**Your instructions:** Work out how many lines of the listing below hold the word "arrow", and give that number only.

**Information shown:**
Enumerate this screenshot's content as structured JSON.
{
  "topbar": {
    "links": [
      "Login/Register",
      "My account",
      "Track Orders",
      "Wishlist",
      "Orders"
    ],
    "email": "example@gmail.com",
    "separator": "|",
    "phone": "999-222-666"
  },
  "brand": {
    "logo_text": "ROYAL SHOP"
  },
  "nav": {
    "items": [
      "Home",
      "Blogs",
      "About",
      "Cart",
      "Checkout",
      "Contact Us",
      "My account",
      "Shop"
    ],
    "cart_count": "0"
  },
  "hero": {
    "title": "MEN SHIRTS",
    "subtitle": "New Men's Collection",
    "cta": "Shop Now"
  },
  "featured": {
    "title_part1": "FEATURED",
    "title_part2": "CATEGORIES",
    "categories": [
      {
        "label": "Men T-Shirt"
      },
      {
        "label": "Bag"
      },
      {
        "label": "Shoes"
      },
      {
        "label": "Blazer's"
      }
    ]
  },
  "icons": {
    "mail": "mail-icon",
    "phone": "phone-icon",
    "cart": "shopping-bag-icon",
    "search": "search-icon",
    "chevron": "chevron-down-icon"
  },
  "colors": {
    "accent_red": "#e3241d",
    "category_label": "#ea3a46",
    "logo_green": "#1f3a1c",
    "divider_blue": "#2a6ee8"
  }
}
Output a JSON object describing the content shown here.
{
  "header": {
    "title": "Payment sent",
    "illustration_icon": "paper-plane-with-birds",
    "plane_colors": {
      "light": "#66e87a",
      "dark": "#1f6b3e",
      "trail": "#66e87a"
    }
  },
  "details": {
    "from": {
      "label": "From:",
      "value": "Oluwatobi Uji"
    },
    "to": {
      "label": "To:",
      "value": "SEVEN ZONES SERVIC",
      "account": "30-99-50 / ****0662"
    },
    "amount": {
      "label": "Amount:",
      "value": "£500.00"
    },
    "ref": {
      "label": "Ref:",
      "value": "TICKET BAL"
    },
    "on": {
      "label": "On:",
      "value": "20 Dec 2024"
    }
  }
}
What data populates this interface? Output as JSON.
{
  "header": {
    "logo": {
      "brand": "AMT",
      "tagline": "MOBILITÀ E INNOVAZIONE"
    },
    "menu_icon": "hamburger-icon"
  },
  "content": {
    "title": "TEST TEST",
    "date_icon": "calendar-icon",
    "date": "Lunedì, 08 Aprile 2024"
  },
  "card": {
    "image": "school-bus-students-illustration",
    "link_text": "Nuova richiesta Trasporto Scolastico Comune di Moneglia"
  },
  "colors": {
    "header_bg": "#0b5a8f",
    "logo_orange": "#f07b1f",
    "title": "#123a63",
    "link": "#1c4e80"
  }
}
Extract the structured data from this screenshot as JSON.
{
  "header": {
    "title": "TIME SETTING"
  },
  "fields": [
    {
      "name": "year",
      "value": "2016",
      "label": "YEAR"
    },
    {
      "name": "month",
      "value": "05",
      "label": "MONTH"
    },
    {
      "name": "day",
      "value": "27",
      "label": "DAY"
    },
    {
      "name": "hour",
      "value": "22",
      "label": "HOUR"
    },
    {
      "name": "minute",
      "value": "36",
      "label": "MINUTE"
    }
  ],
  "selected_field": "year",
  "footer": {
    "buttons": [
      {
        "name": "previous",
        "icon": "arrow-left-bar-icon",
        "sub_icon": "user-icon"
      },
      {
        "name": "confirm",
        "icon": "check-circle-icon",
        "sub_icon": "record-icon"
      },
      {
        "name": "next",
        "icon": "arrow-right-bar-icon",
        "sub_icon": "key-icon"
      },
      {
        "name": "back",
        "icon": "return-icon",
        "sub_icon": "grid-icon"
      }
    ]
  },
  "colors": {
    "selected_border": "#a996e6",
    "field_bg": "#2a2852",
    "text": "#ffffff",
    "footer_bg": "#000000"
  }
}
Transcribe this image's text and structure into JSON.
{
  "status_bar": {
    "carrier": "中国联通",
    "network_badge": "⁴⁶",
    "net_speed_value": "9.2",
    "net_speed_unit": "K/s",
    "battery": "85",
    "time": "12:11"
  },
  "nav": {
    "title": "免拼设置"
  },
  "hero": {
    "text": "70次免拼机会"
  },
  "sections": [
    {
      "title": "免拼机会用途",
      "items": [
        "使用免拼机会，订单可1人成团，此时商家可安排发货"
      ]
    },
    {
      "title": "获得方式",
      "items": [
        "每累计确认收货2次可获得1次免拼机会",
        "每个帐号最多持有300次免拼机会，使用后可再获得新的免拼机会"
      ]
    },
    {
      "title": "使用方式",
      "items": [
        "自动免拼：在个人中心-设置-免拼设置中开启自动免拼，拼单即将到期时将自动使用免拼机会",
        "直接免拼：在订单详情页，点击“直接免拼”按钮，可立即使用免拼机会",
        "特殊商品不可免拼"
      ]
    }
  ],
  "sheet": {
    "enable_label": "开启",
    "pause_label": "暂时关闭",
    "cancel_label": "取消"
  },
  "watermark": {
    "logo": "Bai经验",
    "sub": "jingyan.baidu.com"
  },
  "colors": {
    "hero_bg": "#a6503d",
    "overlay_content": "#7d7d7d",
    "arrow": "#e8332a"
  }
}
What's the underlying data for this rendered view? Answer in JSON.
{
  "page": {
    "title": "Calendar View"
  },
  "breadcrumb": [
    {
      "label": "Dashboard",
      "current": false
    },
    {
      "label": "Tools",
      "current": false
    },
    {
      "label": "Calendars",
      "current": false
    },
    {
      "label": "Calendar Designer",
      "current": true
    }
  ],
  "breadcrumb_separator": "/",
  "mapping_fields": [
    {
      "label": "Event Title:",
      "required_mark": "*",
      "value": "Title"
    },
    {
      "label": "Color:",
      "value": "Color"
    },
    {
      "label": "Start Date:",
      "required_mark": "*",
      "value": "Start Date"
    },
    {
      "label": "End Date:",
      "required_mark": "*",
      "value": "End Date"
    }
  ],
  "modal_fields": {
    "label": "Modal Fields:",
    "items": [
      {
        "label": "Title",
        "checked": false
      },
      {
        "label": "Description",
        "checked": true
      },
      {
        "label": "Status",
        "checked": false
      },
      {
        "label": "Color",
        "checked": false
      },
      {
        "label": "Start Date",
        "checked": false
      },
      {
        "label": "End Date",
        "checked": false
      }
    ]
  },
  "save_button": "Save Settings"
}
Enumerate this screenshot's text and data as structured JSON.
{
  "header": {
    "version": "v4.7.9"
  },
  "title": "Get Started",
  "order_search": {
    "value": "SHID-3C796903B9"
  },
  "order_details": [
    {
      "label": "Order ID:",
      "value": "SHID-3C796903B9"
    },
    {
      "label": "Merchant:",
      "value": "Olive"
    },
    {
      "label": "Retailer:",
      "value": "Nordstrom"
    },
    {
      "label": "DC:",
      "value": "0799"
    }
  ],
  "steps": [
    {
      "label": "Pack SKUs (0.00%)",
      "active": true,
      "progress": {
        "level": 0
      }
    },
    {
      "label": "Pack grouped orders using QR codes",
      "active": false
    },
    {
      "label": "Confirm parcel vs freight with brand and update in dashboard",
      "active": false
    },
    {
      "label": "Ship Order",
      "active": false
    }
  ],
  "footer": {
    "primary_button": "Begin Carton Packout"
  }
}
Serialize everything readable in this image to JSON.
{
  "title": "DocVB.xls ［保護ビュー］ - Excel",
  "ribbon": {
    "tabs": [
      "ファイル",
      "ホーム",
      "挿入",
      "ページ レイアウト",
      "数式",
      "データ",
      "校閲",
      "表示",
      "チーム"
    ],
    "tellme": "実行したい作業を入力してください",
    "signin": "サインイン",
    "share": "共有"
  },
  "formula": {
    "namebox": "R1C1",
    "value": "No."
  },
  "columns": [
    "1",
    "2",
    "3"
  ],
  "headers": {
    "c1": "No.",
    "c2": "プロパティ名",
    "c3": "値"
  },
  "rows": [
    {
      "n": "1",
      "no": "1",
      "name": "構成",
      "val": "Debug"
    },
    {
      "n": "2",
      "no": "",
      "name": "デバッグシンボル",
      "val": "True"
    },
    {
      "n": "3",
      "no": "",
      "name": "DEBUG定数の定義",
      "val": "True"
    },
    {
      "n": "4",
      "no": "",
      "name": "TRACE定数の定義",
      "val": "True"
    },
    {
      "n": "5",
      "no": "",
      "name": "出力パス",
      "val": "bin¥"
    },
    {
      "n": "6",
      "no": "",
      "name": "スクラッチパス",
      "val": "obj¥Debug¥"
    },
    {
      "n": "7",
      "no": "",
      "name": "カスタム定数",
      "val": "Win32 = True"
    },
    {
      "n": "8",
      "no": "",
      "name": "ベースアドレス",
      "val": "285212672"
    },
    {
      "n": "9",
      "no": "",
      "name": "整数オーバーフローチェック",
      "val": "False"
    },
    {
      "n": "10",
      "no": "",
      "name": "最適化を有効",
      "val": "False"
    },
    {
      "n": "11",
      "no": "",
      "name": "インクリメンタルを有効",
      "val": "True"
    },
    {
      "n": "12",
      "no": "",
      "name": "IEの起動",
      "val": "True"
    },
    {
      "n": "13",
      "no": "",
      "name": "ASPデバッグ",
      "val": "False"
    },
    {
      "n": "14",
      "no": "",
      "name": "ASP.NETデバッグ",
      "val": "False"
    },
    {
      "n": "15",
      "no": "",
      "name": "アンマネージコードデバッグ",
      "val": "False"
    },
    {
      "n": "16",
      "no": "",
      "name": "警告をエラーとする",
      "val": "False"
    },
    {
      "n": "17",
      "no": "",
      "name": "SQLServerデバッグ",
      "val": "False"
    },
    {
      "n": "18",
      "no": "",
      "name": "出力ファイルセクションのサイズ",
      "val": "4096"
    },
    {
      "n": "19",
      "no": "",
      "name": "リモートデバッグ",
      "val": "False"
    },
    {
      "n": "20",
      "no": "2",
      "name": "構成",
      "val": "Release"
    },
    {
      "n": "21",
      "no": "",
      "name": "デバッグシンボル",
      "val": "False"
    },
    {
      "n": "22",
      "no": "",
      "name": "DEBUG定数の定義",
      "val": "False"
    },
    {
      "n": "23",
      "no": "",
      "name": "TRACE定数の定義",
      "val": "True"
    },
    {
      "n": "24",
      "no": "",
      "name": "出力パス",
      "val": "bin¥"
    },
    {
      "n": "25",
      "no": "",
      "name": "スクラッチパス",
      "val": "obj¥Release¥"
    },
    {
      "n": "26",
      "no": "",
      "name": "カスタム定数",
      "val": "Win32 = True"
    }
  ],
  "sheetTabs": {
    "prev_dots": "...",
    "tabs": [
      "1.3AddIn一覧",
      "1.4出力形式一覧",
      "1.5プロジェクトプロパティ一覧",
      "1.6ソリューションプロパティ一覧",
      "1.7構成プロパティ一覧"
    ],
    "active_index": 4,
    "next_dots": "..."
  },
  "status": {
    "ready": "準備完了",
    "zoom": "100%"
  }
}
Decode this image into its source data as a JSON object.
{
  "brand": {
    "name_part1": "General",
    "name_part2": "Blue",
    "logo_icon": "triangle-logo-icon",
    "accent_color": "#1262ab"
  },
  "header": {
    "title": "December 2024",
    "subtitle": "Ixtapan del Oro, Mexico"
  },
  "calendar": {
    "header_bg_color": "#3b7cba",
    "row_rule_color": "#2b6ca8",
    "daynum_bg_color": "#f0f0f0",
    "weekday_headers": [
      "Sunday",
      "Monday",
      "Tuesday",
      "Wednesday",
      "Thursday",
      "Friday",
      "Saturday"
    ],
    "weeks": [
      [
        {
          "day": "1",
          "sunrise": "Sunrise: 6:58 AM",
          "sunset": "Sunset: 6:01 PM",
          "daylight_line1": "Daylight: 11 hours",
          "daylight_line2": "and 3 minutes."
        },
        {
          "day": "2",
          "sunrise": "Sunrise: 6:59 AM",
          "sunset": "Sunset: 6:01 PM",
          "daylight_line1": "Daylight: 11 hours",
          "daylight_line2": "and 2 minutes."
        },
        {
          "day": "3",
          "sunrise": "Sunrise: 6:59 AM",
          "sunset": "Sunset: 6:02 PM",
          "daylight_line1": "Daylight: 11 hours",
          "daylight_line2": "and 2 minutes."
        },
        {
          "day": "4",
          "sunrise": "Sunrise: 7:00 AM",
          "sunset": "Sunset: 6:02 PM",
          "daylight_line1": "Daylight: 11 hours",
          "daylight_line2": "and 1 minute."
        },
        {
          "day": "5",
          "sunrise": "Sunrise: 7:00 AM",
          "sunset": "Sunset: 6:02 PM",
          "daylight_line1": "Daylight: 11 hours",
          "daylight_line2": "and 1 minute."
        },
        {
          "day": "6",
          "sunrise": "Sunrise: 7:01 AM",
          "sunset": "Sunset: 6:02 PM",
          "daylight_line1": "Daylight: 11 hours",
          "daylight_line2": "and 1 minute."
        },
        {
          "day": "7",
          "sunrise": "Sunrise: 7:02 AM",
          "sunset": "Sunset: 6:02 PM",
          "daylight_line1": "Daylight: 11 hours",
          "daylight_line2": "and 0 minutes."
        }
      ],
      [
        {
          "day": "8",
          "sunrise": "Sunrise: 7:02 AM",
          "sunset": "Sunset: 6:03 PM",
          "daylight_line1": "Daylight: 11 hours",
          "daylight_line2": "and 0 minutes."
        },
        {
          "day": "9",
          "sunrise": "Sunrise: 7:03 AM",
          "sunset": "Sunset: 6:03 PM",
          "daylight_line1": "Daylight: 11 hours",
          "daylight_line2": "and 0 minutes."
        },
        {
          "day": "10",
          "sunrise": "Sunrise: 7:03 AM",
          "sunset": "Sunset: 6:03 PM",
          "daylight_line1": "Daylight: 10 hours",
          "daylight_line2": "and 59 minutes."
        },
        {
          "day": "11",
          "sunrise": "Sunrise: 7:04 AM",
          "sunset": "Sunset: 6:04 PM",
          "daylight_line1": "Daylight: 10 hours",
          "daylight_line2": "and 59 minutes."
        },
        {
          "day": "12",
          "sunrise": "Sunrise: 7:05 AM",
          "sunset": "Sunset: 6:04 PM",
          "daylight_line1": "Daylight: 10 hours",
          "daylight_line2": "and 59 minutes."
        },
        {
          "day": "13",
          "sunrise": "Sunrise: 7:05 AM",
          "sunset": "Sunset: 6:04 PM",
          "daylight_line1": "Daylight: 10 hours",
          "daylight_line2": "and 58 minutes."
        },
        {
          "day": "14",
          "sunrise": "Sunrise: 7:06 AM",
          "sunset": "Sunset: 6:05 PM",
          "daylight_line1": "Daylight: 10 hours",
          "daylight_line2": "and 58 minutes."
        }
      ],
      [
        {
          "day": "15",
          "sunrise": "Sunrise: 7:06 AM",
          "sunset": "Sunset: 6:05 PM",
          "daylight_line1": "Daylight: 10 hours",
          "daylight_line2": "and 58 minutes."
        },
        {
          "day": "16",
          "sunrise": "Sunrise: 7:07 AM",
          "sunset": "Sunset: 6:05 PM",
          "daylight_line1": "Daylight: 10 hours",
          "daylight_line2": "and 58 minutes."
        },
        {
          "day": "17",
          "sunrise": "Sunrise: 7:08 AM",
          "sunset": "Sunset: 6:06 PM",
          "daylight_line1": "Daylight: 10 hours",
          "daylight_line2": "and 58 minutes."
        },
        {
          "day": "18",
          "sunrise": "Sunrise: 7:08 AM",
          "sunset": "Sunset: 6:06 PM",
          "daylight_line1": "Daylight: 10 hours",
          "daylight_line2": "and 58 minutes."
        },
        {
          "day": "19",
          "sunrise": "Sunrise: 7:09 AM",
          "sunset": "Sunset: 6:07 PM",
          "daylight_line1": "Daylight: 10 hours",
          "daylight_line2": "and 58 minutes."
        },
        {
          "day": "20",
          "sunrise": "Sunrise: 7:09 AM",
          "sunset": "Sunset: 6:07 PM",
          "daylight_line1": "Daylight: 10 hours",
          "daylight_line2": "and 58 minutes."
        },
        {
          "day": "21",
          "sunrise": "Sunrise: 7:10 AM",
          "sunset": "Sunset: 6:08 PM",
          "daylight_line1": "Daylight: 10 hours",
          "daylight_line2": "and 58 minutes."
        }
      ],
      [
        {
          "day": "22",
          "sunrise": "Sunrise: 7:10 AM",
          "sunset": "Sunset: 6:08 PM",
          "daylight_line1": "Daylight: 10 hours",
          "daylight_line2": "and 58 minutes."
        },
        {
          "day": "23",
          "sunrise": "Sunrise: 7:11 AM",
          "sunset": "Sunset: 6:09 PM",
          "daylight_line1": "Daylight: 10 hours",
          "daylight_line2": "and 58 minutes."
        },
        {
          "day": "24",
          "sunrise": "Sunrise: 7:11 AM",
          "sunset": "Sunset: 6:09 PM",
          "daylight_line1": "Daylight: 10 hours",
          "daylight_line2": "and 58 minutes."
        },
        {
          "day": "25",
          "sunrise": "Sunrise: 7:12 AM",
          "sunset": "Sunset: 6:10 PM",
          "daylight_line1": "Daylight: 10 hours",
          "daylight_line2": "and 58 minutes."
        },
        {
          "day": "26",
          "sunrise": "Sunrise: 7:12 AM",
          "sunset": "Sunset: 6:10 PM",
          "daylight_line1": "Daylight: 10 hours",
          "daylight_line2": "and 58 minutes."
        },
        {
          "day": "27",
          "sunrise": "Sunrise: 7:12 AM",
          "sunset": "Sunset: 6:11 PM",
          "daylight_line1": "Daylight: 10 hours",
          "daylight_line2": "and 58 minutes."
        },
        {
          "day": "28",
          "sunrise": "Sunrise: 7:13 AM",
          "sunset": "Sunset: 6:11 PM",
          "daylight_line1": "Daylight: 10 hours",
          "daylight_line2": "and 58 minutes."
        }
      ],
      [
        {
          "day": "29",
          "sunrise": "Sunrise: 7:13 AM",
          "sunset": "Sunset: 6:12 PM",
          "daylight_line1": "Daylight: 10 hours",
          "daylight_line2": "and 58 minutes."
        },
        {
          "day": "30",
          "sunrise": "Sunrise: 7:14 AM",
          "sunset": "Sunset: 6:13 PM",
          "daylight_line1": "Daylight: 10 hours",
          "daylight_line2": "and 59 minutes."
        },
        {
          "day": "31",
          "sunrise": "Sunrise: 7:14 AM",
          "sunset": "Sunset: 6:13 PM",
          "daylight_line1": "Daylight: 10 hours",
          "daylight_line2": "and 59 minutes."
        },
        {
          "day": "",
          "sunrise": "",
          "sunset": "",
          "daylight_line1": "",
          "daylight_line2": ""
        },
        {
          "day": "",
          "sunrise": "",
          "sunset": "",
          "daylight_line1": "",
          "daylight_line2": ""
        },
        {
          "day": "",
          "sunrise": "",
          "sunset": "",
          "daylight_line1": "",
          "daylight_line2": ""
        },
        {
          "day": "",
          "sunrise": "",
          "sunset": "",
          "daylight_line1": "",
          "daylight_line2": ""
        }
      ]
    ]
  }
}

**Reply:** 3